For most Taiwanese manufacturers, specialisation is the key to success. The export-orientated island is a global centre for high-tech manufacturing in large part because it is home to companies that focus on making a single electronic component well – and as cheaply as possible.
Scandinavian Health, also known as SHL Group, is not like most Taiwanese companies. The privately held medical device manufacturer is as much influenced by its Swedish founder’s love of engineering techniques as by the fact it was founded in Taiwan.
It is the world’s biggest supplier of drug delivery systems, which include different types of inhalers and injectors. Yet besides holding more than half the global market for those devices and counting some of the world’s biggest pharmaceutical companies among his clients, Roger Samuelsson, founder and group president, has expanded Scandinavian Health’s business to other types of medical equipment such as medical slings and rehabilitation beds.
He has also made Scandinavian Health increasingly vertically integrated and able to provide services from moulding and tooling all the way to final assembly and labelling.
At the beginning of next year, the company will open a new plant in south Florida in the US specifically for final assembly, labelling and packaging services.
This process of “in-sourcing” capabilities, Mr Samuelsson says, is starting to pay off. With business growing at a double-digit rate and orders continuing to come in despite the financial crisis, he expects the Scandinavian Health group to at least double in size within the next three years.
“We’ve signed contracts [with clients] and need to deliver,” he says. “We are at 1000 staff in Taiwan now, and it will not be that hard to grow to 4,000-5,000 people because it’s just doing more of what we’ve always been doing. We don’t need to invest in new technology.”
Scandinavian Health hopes the expansion will boost its market share in drug delivery systems to 70 per cent by 2012. The industry as a whole is growing as well, Mr Samuelsson says. “More and more drugs are being used on a routine basis, and it is too expensive and inconvenient for patients to have to go to the hospital every week or even every day,” he says. This makes the use of disposable injectors, one of Scandinavian Health’s key products, more attractive.
The company was shielded from much of the impact of the financial crisis because it works with large, international pharmaceutical companies and because its delivery devices are one of the last steps in getting a new drug to market.
“It’s at the tail end of the development process, so the pharmaceutical companies were even more anxious to launch new drugs on time during the downturn,” says Mr Samuelsson.
Another shift over the past few years that is driving Scandinavian Health’s expansion is the rise of Asian pharmaceutical companies. “We are getting enquiries from China over the past six months, which never happened two or three years ago,” Mr Samuelsson says.

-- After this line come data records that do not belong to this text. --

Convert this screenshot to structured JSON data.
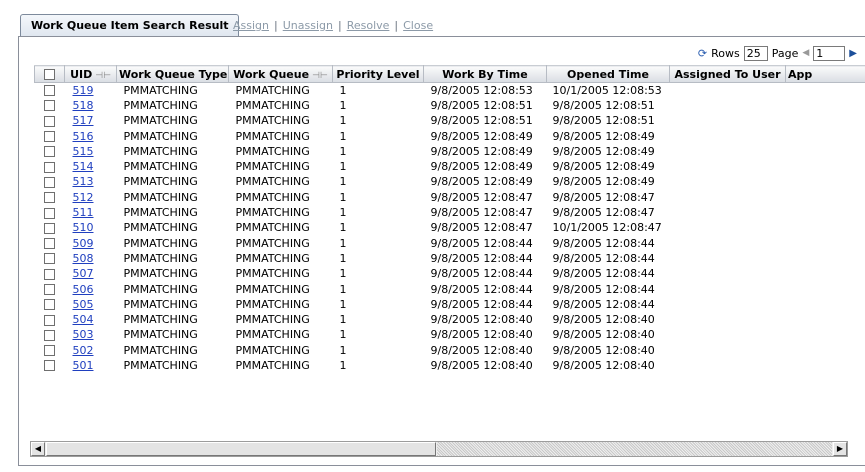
{
  "tabs": {
    "active_label": "Work Queue Item Search Result",
    "links": [
      "Assign",
      "Unassign",
      "Resolve",
      "Close"
    ]
  },
  "pager": {
    "refresh_icon": "refresh-icon",
    "rows_label": "Rows",
    "rows_value": "25",
    "page_label": "Page",
    "page_value": "1"
  },
  "table": {
    "columns": [
      "UID",
      "Work Queue Type",
      "Work Queue",
      "Priority Level",
      "Work By Time",
      "Opened Time",
      "Assigned To User",
      "App"
    ],
    "rows": [
      {
        "uid": "519",
        "type": "PMMATCHING",
        "queue": "PMMATCHING",
        "priority": "1",
        "work_by": "9/8/2005 12:08:53",
        "opened": "10/1/2005 12:08:53"
      },
      {
        "uid": "518",
        "type": "PMMATCHING",
        "queue": "PMMATCHING",
        "priority": "1",
        "work_by": "9/8/2005 12:08:51",
        "opened": "9/8/2005 12:08:51"
      },
      {
        "uid": "517",
        "type": "PMMATCHING",
        "queue": "PMMATCHING",
        "priority": "1",
        "work_by": "9/8/2005 12:08:51",
        "opened": "9/8/2005 12:08:51"
      },
      {
        "uid": "516",
        "type": "PMMATCHING",
        "queue": "PMMATCHING",
        "priority": "1",
        "work_by": "9/8/2005 12:08:49",
        "opened": "9/8/2005 12:08:49"
      },
      {
        "uid": "515",
        "type": "PMMATCHING",
        "queue": "PMMATCHING",
        "priority": "1",
        "work_by": "9/8/2005 12:08:49",
        "opened": "9/8/2005 12:08:49"
      },
      {
        "uid": "514",
        "type": "PMMATCHING",
        "queue": "PMMATCHING",
        "priority": "1",
        "work_by": "9/8/2005 12:08:49",
        "opened": "9/8/2005 12:08:49"
      },
      {
        "uid": "513",
        "type": "PMMATCHING",
        "queue": "PMMATCHING",
        "priority": "1",
        "work_by": "9/8/2005 12:08:49",
        "opened": "9/8/2005 12:08:49"
      },
      {
        "uid": "512",
        "type": "PMMATCHING",
        "queue": "PMMATCHING",
        "priority": "1",
        "work_by": "9/8/2005 12:08:47",
        "opened": "9/8/2005 12:08:47"
      },
      {
        "uid": "511",
        "type": "PMMATCHING",
        "queue": "PMMATCHING",
        "priority": "1",
        "work_by": "9/8/2005 12:08:47",
        "opened": "9/8/2005 12:08:47"
      },
      {
        "uid": "510",
        "type": "PMMATCHING",
        "queue": "PMMATCHING",
        "priority": "1",
        "work_by": "9/8/2005 12:08:47",
        "opened": "10/1/2005 12:08:47"
      },
      {
        "uid": "509",
        "type": "PMMATCHING",
        "queue": "PMMATCHING",
        "priority": "1",
        "work_by": "9/8/2005 12:08:44",
        "opened": "9/8/2005 12:08:44"
      },
      {
        "uid": "508",
        "type": "PMMATCHING",
        "queue": "PMMATCHING",
        "priority": "1",
        "work_by": "9/8/2005 12:08:44",
        "opened": "9/8/2005 12:08:44"
      },
      {
        "uid": "507",
        "type": "PMMATCHING",
        "queue": "PMMATCHING",
        "priority": "1",
        "work_by": "9/8/2005 12:08:44",
        "opened": "9/8/2005 12:08:44"
      },
      {
        "uid": "506",
        "type": "PMMATCHING",
        "queue": "PMMATCHING",
        "priority": "1",
        "work_by": "9/8/2005 12:08:44",
        "opened": "9/8/2005 12:08:44"
      },
      {
        "uid": "505",
        "type": "PMMATCHING",
        "queue": "PMMATCHING",
        "priority": "1",
        "work_by": "9/8/2005 12:08:44",
        "opened": "9/8/2005 12:08:44"
      },
      {
        "uid": "504",
        "type": "PMMATCHING",
        "queue": "PMMATCHING",
        "priority": "1",
        "work_by": "9/8/2005 12:08:40",
        "opened": "9/8/2005 12:08:40"
      },
      {
        "uid": "503",
        "type": "PMMATCHING",
        "queue": "PMMATCHING",
        "priority": "1",
        "work_by": "9/8/2005 12:08:40",
        "opened": "9/8/2005 12:08:40"
      },
      {
        "uid": "502",
        "type": "PMMATCHING",
        "queue": "PMMATCHING",
        "priority": "1",
        "work_by": "9/8/2005 12:08:40",
        "opened": "9/8/2005 12:08:40"
      },
      {
        "uid": "501",
        "type": "PMMATCHING",
        "queue": "PMMATCHING",
        "priority": "1",
        "work_by": "9/8/2005 12:08:40",
        "opened": "9/8/2005 12:08:40"
      }
    ]
  },
  "colors": {
    "link": "#1f3fbf",
    "tab_accent": "#2f5e9a",
    "disabled_link": "#8c9aa8"
  }
}
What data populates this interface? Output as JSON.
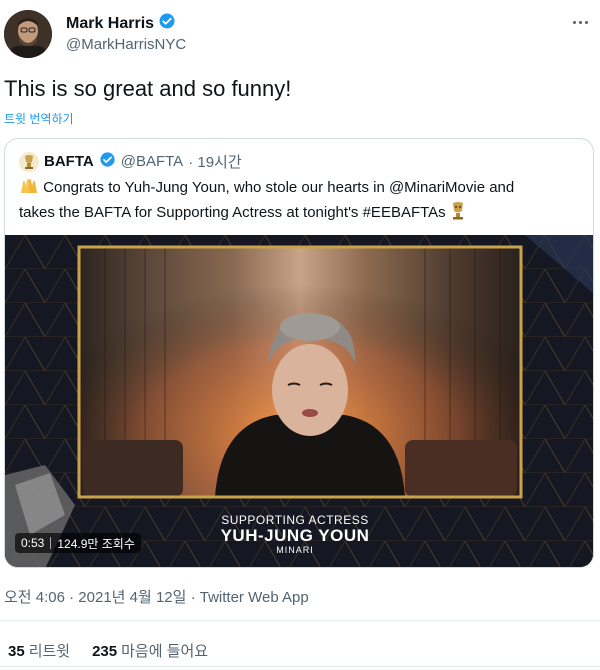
{
  "author": {
    "display_name": "Mark Harris",
    "handle": "@MarkHarrisNYC",
    "verified": true
  },
  "icons": {
    "verified": "verified-badge-icon",
    "more": "more-options-icon"
  },
  "tweet": {
    "text": "This is so great and so funny!",
    "translate_label": "트윗 번역하기"
  },
  "quoted_tweet": {
    "display_name": "BAFTA",
    "handle": "@BAFTA",
    "time": "· 19시간",
    "text_line1": " Congrats to Yuh-Jung Youn, who stole our hearts in @MinariMovie and",
    "text_line2": "takes the BAFTA for Supporting Actress at tonight's #EEBAFTAs ",
    "video": {
      "caption_line1": "SUPPORTING ACTRESS",
      "caption_line2": "YUH-JUNG YOUN",
      "caption_line3": "MINARI",
      "duration": "0:53",
      "views": "124.9만 조회수"
    }
  },
  "meta": {
    "timestamp": "오전 4:06 · 2021년 4월 12일 · Twitter Web App"
  },
  "stats": {
    "retweets_count": "35",
    "retweets_label": "리트윗",
    "likes_count": "235",
    "likes_label": "마음에 들어요"
  },
  "colors": {
    "accent": "#1d9bf0",
    "text_primary": "#0f1419",
    "text_secondary": "#536471",
    "gold_frame": "#c9a24a"
  }
}
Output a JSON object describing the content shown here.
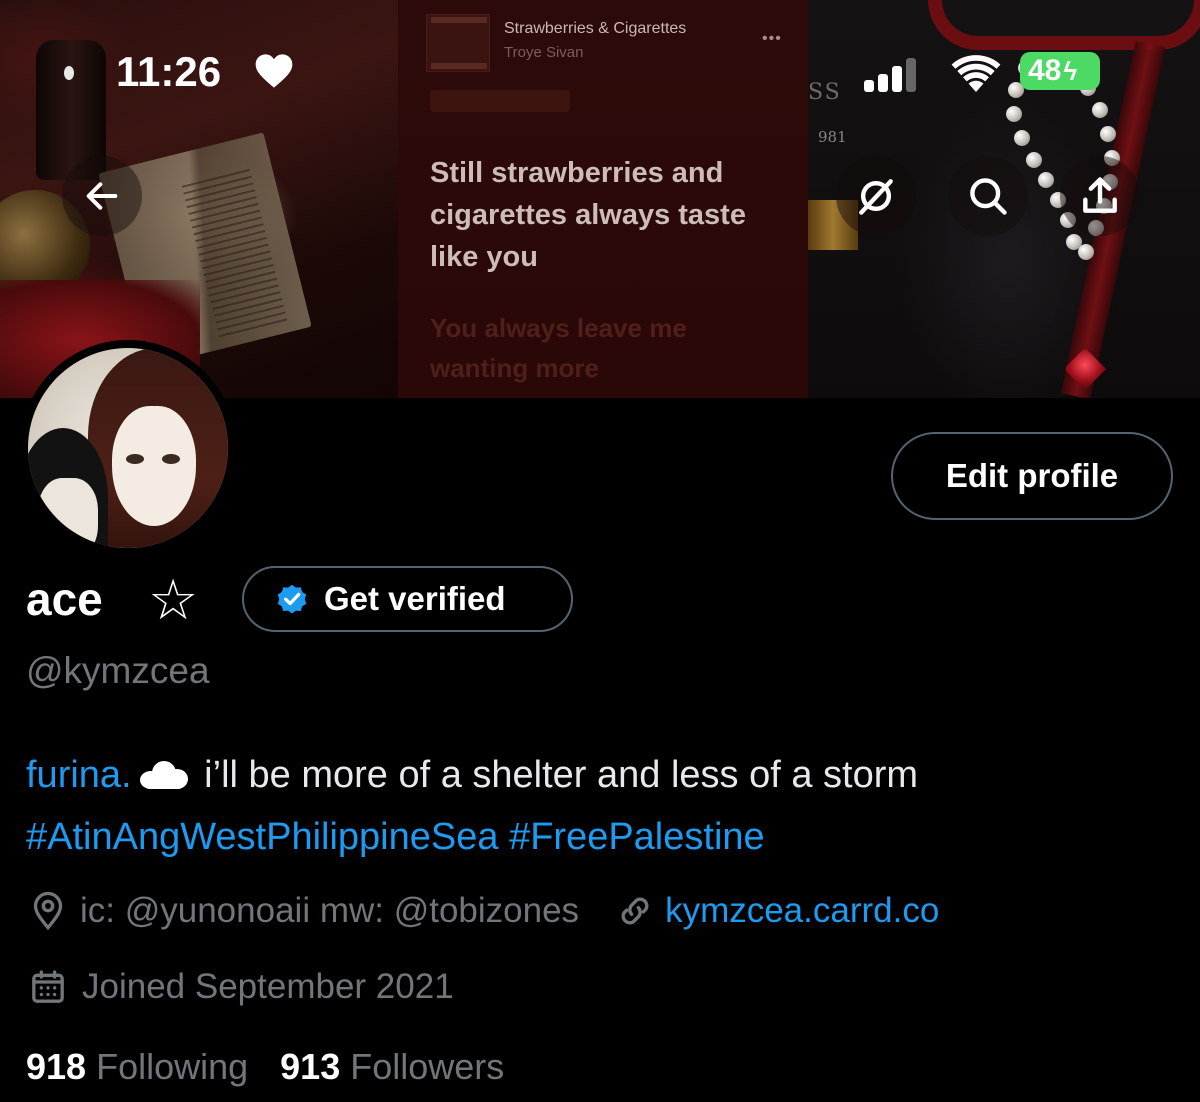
{
  "status_bar": {
    "time": "11:26",
    "battery": "48",
    "battery_color": "#4cd964"
  },
  "banner": {
    "song_title": "Strawberries & Cigarettes",
    "song_artist": "Troye Sivan",
    "more_label": "•••",
    "lyric_current": "Still strawberries and cigarettes always taste like you",
    "lyric_next": "You always leave me wanting more",
    "brand_text": "SS",
    "brand_year": "981"
  },
  "nav": {
    "back_icon": "arrow-left-icon",
    "rss_icon": "rss-off-icon",
    "search_icon": "search-icon",
    "share_icon": "share-icon"
  },
  "profile": {
    "edit_label": "Edit profile",
    "display_name": "ace",
    "name_emoji": "☆",
    "verify_label": "Get verified",
    "handle": "@kymzcea",
    "bio_link": "furina.",
    "bio_text": " i’ll be more of a shelter and less of a storm",
    "hashtags": [
      "#AtinAngWestPhilippineSea",
      "#FreePalestine"
    ],
    "location": "ic: @yunonoaii mw: @tobizones",
    "website": "kymzcea.carrd.co",
    "joined": "Joined September 2021",
    "following_count": "918",
    "following_label": "Following",
    "followers_count": "913",
    "followers_label": "Followers"
  },
  "colors": {
    "accent": "#1d9bf0",
    "muted_text": "#71767b",
    "border": "#536471",
    "background": "#000000"
  }
}
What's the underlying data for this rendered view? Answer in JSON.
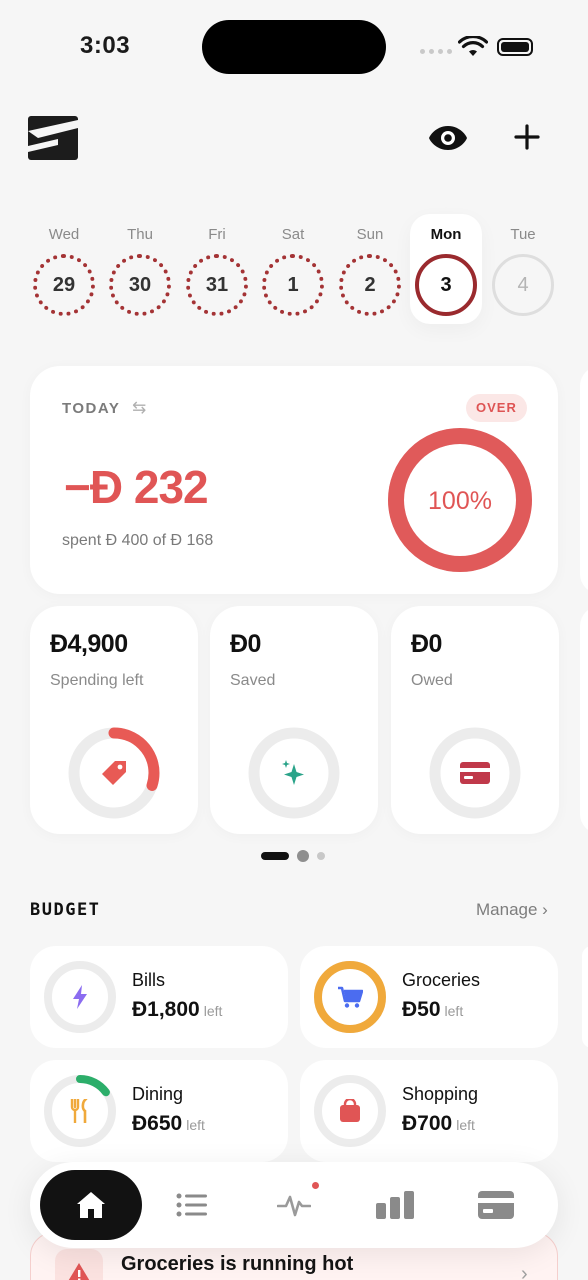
{
  "status_bar": {
    "time": "3:03"
  },
  "days": [
    {
      "name": "Wed",
      "date": "29",
      "state": "dotted"
    },
    {
      "name": "Thu",
      "date": "30",
      "state": "dotted"
    },
    {
      "name": "Fri",
      "date": "31",
      "state": "dotted"
    },
    {
      "name": "Sat",
      "date": "1",
      "state": "dotted"
    },
    {
      "name": "Sun",
      "date": "2",
      "state": "dotted"
    },
    {
      "name": "Mon",
      "date": "3",
      "state": "selected"
    },
    {
      "name": "Tue",
      "date": "4",
      "state": "future"
    }
  ],
  "today": {
    "label": "TODAY",
    "badge": "OVER",
    "amount": "−Đ 232",
    "sub": "spent Đ 400 of Đ 168",
    "percent_label": "100%",
    "percent": 1.0
  },
  "summary": [
    {
      "amount": "Đ4,900",
      "label": "Spending left",
      "icon": "tag-icon",
      "progress": 0.3,
      "color": "#e85a55"
    },
    {
      "amount": "Đ0",
      "label": "Saved",
      "icon": "sparkle-icon",
      "progress": 0,
      "color": "#2aa389"
    },
    {
      "amount": "Đ0",
      "label": "Owed",
      "icon": "card-icon",
      "progress": 0,
      "color": "#c0394a"
    }
  ],
  "budget": {
    "title": "BUDGET",
    "manage": "Manage",
    "left_word": "left",
    "items": [
      {
        "name": "Bills",
        "amount": "Đ1,800",
        "icon": "bolt-icon",
        "progress": 0,
        "color": "#8b6cf0"
      },
      {
        "name": "Groceries",
        "amount": "Đ50",
        "icon": "cart-icon",
        "progress": 1.0,
        "color": "#f0a93b"
      },
      {
        "name": "Dining",
        "amount": "Đ650",
        "icon": "fork-knife-icon",
        "progress": 0.15,
        "color": "#2cae6a"
      },
      {
        "name": "Shopping",
        "amount": "Đ700",
        "icon": "bag-icon",
        "progress": 0,
        "color": "#e05555"
      }
    ]
  },
  "nav": [
    "home-icon",
    "list-icon",
    "pulse-icon",
    "bar-chart-icon",
    "card-icon"
  ],
  "toast": {
    "text": "Groceries is running hot"
  }
}
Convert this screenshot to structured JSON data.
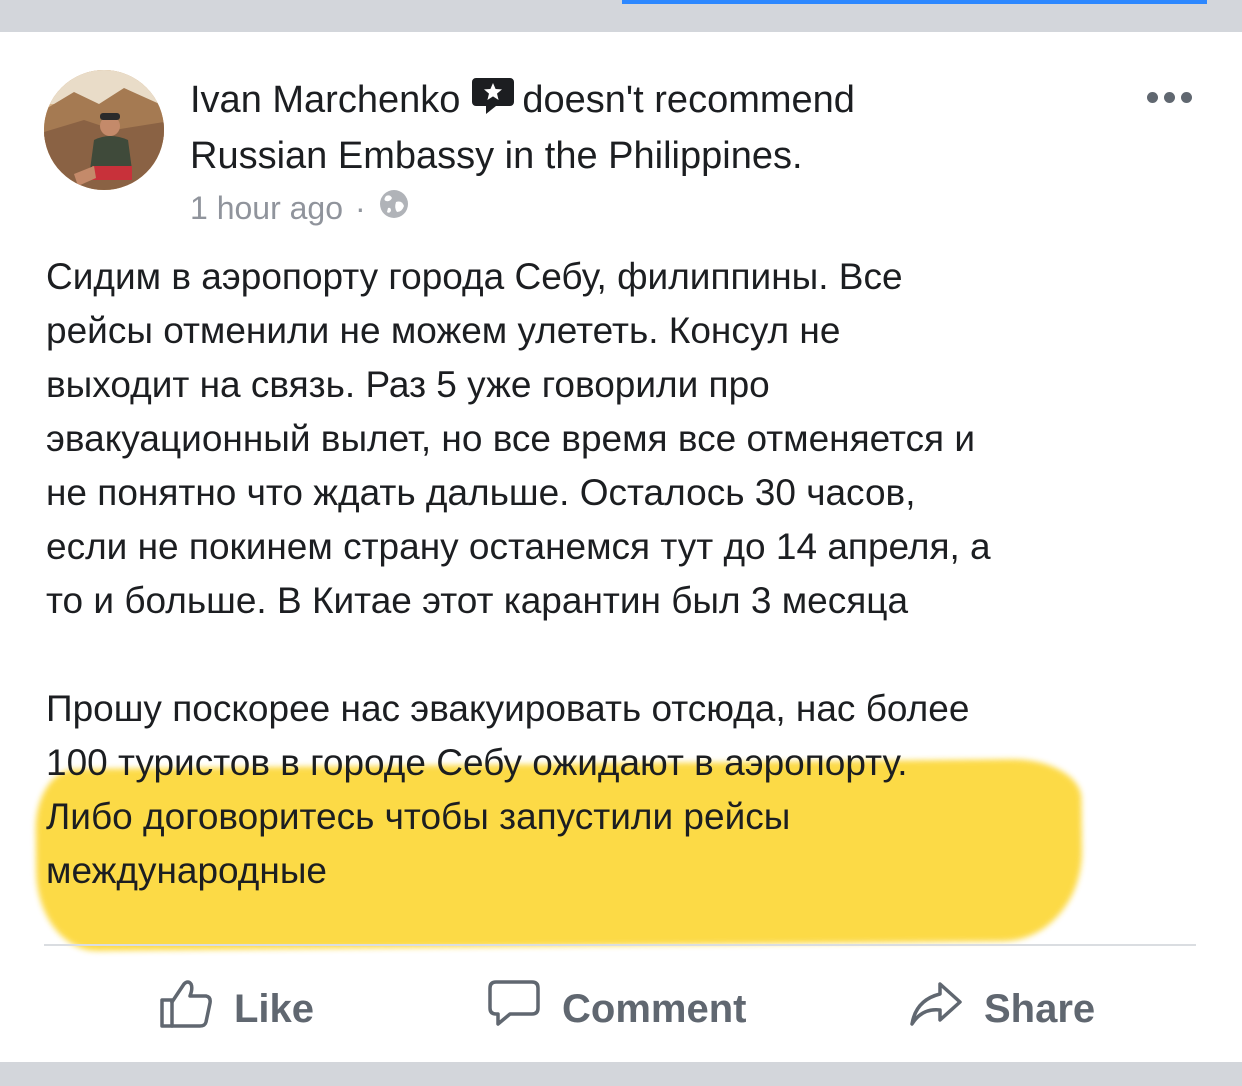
{
  "post": {
    "author": "Ivan Marchenko",
    "action_text": "doesn't recommend",
    "page_name": "Russian Embassy in the Philippines.",
    "timestamp": "1 hour ago",
    "separator": "·",
    "privacy_icon": "globe-icon",
    "paragraph_1": "Сидим в аэропорту города Себу, филиппины. Все\nрейсы отменили не можем улететь. Консул не\nвыходит на связь. Раз 5 уже говорили про\nэвакуационный вылет, но все время все отменяется и\nне понятно что ждать дальше. Осталось 30 часов,\nесли не покинем страну останемся тут до 14 апреля, а\nто и больше. В Китае этот карантин был 3 месяца",
    "paragraph_2": "Прошу поскорее нас эвакуировать отсюда, нас более\n100 туристов в городе Себу ожидают в аэропорту.\nЛибо договоритесь чтобы запустили рейсы\nмеждународные"
  },
  "actions": {
    "like_label": "Like",
    "comment_label": "Comment",
    "share_label": "Share"
  },
  "colors": {
    "accent": "#2d88ff",
    "highlight": "#fcd21e",
    "text_primary": "#1c1e21",
    "text_secondary": "#606770",
    "meta_grey": "#90949c"
  }
}
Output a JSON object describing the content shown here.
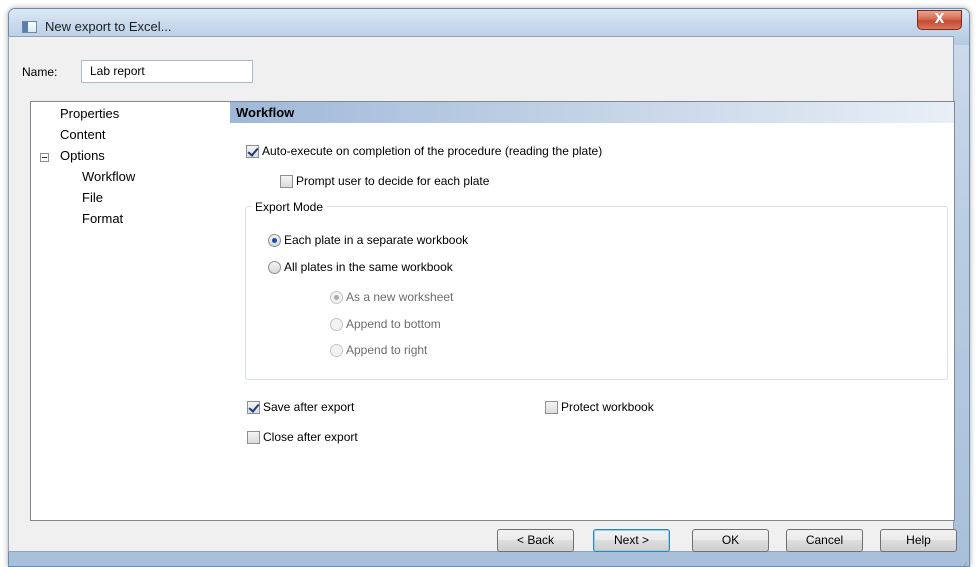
{
  "window": {
    "title": "New export to Excel...",
    "close_label": "X"
  },
  "name_field": {
    "label": "Name:",
    "value": "Lab report"
  },
  "tree": {
    "items": [
      {
        "label": "Properties"
      },
      {
        "label": "Content"
      },
      {
        "label": "Options",
        "expanded": true
      },
      {
        "label": "Workflow",
        "selected": true
      },
      {
        "label": "File"
      },
      {
        "label": "Format"
      }
    ]
  },
  "panel": {
    "header": "Workflow",
    "auto_execute": {
      "label": "Auto-execute on completion of the procedure (reading the plate)",
      "checked": true
    },
    "prompt_user": {
      "label": "Prompt user to decide for each plate",
      "checked": false
    },
    "export_mode": {
      "title": "Export Mode",
      "options": [
        {
          "label": "Each plate in a separate workbook",
          "selected": true
        },
        {
          "label": "All plates in the same workbook",
          "selected": false
        }
      ],
      "sub_options": [
        {
          "label": "As a new worksheet",
          "selected": true,
          "disabled": true
        },
        {
          "label": "Append to bottom",
          "selected": false,
          "disabled": true
        },
        {
          "label": "Append to right",
          "selected": false,
          "disabled": true
        }
      ]
    },
    "save_after_export": {
      "label": "Save after export",
      "checked": true
    },
    "protect_workbook": {
      "label": "Protect workbook",
      "checked": false
    },
    "close_after_export": {
      "label": "Close after export",
      "checked": false
    }
  },
  "buttons": {
    "back": "< Back",
    "next": "Next >",
    "ok": "OK",
    "cancel": "Cancel",
    "help": "Help"
  },
  "colors": {
    "header_gradient_start": "#9fb8d8",
    "close_button": "#c44a2f",
    "radio_selected": "#1f4f9c"
  }
}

This is a particularly good development for Scandinavian Health, as its Taiwanese origins means it is much closer, geographically and culturally, to those clients.